Some have argued that timing how long a page takes to load completely isn't an accurate measurement, as portions of the site are often readable/usable before then, but I think it's one of the most objective methods. Timing how long a site takes to partially load is much more subjective, as someone who only wants to view the second story on a website will often be able to "use" the page much sooner than someone who wants access to the tenth story.
|Archos 5 Android
|Archos 5 IMT
Opera 9 browser
|Pageload 1||Pageload 2||Pageload 1||Pageload 2|
|Amazon||8 seconds||7 seconds||13 seconds||11 seconds|
|CNET||11 seconds||9 seconds||19 seconds||18 seconds|
|Engadget||14 seconds||12 seconds||17 seconds||13 seconds|
|Flickr||7 seconds||5 seconds||11 seconds||9 seconds|
|Google News||6 seconds||5 seconds||7 seconds||5 seconds|
|MySpace||7 seconds||6 seconds||12 seconds||8 seconds|
|NY Times||15 seconds||13 seconds||19 seconds||17 seconds|
||12 seconds||10 seconds||16 seconds||12 seconds|
||6 seconds||5 seconds||9 seconds||7 seconds|
||8 seconds||8 seconds||14 seconds||13 seconds|
Whether it's the faster processor, WebKit browser, or something else, the Archos 5 Android clearly loads websites faster than its predecessor.
Opera 9 on the Archos 5 IMT and WebKit on the Archos 5 Android are both fairly robust browsers with a nice selection of extra features.
On the Archos 5 IMT, you'll find in-browser Flash 9 (YouTube videos can play in the separate video player and embedded in Opera), favorites, tabs, auto-displaying scrollbar, direct download support, web search (with choice of Google, Yahoo, or Wikipedia), image saving, and the ability to add website shortcuts to the home screen. You're also able to install Opera widgets, Flash 9 apps, and game packs available from Archos.
On the Archos 5 Android, you get upcoming Flash 10 support (YouTube videos currently play only in the separate video player), bookm arks, windows, direct download support, in-page search, web page sharing through Twidroid (preinstalled Twitter application), copy and paste, offline viewing of saved pages, image saving, and the ability to add website shortcuts to the home screen. Of course, this being an Android device, you're also able to install a wide range of third-party Android applications through the preloaded AppsLib store and other marketplaces.

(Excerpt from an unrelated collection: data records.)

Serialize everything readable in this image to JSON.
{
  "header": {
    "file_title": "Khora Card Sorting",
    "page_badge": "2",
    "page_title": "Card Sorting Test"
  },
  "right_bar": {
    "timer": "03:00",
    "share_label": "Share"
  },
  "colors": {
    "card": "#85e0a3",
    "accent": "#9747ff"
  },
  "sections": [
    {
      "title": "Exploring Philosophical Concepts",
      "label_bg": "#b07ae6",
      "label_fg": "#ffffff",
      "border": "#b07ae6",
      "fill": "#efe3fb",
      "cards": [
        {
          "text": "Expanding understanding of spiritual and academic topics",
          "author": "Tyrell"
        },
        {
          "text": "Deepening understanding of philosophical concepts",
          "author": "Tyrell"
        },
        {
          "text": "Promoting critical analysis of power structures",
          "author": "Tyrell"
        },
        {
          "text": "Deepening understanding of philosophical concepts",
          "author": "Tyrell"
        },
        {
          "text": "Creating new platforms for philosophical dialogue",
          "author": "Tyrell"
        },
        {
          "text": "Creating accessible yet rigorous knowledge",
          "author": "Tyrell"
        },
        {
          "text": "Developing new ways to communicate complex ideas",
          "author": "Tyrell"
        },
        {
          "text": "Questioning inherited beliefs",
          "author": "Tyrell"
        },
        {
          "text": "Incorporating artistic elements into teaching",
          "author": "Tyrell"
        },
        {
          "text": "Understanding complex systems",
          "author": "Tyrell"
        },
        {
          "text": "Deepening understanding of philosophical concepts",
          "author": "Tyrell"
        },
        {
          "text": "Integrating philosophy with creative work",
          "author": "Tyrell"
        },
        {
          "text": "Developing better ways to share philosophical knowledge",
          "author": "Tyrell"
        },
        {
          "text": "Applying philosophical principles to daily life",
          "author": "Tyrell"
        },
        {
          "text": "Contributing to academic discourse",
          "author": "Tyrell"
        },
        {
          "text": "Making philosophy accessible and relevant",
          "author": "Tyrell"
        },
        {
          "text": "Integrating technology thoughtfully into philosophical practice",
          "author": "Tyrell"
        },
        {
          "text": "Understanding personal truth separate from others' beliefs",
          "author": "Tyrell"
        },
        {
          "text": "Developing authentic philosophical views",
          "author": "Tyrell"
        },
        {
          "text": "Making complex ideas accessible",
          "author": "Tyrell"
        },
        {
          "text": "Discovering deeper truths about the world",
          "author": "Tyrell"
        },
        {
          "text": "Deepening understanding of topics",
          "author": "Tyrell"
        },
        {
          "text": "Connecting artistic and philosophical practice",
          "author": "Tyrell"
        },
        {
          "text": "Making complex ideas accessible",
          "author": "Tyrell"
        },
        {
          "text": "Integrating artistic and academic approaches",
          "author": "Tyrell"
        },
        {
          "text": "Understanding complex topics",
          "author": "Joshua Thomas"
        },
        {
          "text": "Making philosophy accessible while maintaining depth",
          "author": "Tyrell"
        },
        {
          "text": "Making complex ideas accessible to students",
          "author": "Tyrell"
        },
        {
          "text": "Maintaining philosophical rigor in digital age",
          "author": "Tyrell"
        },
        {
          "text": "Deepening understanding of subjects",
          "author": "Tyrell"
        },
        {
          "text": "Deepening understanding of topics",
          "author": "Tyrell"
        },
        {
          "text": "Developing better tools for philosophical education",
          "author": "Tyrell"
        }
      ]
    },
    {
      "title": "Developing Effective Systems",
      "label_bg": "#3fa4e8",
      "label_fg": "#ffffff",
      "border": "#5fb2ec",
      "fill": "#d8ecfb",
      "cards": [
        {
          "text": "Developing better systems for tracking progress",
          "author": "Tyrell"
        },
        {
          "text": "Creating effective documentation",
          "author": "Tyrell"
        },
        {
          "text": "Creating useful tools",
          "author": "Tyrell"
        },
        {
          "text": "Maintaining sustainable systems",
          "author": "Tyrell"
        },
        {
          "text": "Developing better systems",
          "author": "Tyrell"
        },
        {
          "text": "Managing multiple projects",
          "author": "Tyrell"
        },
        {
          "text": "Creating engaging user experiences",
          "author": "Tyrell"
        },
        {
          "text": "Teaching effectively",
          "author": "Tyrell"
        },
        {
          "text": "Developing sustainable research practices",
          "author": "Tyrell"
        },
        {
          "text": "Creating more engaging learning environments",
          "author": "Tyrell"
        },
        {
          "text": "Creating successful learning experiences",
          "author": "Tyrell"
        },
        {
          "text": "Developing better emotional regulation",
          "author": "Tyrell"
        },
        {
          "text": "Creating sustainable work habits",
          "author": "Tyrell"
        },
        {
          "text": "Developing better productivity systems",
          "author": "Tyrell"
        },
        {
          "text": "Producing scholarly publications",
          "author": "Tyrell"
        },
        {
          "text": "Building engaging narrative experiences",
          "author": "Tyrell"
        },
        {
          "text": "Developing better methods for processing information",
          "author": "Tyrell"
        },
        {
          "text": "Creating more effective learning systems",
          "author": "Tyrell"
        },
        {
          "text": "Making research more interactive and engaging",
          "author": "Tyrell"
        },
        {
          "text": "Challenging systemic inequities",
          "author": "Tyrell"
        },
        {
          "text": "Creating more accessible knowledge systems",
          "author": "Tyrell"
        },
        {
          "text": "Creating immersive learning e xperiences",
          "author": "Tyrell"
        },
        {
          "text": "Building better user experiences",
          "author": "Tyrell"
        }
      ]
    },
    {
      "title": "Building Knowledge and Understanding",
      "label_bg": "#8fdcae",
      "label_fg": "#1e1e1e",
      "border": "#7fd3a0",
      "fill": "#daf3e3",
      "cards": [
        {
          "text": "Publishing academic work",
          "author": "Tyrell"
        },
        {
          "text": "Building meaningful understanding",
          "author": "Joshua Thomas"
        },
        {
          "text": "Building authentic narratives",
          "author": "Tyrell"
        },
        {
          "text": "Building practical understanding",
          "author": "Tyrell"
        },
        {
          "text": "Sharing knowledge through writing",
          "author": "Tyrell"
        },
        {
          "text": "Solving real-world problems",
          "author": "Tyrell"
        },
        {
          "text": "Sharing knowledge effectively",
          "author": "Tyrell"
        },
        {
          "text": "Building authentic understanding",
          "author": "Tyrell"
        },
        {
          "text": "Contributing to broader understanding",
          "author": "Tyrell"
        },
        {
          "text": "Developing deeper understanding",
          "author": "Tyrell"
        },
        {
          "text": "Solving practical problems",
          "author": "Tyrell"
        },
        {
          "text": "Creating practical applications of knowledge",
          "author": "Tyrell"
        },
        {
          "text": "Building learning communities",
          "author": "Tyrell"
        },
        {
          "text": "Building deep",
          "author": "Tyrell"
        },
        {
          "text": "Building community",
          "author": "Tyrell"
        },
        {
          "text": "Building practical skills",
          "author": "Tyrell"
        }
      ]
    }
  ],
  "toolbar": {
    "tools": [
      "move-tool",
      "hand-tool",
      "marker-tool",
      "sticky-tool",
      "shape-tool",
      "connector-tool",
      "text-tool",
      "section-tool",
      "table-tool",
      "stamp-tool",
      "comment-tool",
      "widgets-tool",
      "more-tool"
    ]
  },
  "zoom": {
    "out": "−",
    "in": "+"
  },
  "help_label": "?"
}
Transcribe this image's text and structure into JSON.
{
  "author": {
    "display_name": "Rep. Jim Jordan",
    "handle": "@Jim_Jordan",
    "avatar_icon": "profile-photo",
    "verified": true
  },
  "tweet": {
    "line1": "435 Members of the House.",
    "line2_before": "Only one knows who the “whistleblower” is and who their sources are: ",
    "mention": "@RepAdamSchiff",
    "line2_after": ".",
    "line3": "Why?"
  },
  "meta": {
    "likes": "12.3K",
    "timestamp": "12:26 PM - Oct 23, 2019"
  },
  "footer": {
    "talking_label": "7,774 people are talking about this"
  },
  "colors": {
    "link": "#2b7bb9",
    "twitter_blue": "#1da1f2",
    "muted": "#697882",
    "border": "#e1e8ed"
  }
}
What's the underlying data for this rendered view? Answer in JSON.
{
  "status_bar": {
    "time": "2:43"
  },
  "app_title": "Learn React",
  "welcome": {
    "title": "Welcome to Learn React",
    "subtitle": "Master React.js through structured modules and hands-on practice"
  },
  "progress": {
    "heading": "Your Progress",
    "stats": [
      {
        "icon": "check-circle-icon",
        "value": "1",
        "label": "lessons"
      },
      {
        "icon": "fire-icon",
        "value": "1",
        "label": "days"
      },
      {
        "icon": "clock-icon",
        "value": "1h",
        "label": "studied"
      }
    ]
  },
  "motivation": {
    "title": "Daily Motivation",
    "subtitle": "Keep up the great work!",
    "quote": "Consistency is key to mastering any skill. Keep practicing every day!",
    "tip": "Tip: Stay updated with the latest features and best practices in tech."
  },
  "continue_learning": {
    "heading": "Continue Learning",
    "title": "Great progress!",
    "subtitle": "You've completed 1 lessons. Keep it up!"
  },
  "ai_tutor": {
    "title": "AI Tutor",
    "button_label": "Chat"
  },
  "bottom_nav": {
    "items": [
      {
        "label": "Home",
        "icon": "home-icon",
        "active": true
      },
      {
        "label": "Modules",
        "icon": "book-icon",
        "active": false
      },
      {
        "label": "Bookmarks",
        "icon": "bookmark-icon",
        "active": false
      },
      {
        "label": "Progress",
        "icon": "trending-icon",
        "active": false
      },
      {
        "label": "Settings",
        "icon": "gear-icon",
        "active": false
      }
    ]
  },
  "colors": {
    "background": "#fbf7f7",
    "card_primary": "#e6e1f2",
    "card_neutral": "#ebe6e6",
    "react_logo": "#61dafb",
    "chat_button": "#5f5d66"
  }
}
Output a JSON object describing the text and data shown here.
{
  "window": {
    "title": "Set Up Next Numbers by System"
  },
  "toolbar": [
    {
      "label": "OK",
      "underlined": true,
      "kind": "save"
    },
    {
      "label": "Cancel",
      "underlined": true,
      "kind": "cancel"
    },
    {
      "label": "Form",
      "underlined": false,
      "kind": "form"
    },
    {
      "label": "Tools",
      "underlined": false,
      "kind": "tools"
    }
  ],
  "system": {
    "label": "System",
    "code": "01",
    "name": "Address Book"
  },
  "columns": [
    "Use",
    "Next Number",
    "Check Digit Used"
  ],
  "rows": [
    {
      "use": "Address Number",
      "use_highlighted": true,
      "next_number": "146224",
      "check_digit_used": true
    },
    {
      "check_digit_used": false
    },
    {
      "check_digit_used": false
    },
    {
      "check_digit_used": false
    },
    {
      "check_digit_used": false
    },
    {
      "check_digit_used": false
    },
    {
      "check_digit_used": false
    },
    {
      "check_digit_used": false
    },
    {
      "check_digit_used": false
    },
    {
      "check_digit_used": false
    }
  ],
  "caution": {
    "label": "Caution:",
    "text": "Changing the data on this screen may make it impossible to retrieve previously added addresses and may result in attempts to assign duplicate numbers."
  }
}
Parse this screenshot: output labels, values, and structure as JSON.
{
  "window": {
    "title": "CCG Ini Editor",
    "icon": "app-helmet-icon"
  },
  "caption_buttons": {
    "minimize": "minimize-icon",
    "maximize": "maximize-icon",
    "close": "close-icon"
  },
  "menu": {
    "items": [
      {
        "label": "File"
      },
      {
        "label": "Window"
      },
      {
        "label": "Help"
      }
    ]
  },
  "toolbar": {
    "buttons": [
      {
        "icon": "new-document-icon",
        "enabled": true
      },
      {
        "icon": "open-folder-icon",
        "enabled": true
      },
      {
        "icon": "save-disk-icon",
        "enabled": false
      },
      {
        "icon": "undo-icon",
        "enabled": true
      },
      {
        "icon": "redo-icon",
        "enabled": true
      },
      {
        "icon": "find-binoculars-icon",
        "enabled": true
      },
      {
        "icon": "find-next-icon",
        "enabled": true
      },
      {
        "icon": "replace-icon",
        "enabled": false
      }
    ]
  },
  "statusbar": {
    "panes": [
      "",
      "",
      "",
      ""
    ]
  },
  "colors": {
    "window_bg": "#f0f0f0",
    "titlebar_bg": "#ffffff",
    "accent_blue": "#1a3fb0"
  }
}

Because my 10.6-ounce Archos 5 IMT has a 250GB hard drive and my 6.4-ounce Archos 5 Android has a 32GB flash drive, the latter is obviously much thinner and lighter (as previously shown). This, of course, makes the Android tablet more comfortable to hold for longer periods of time. The hard drive versions of the Android device weigh 10.1 ounces and are actually a little thicker (0.78 inches vs 0.76 inches) than the higher-capacity IMTs, so weight and thickness are only an issue when the SSD tablets are involved.
On the other hand, because the Android unit is longer than the non-Android unit (regardless of internal storage type), thumb typing can be less comfortable depending on the size of your hands and/or natural reach of your thumbs.
Neither device has a contoured back, so I don't find that one fits any more comfortably in the hand than the other.
Except for maybe the keyboard, web browsing on the Archos 5 Android is a significant across-the-board improvement over the Archos 5 IMT. The Android tablet loads pages faster, has more connectivity options, offers better scrolling and browser navigation, auto-rotates into portrait mode, and includes more advanced features. I'd still like to see some additional improvements in navigation to further reduce the amount of taps needed to perform simple tasks and to make getting around even faster and more intuitive, but WebKit on the Archos 5 Android definitely provides one of the best ARM-based mobile web experiences around.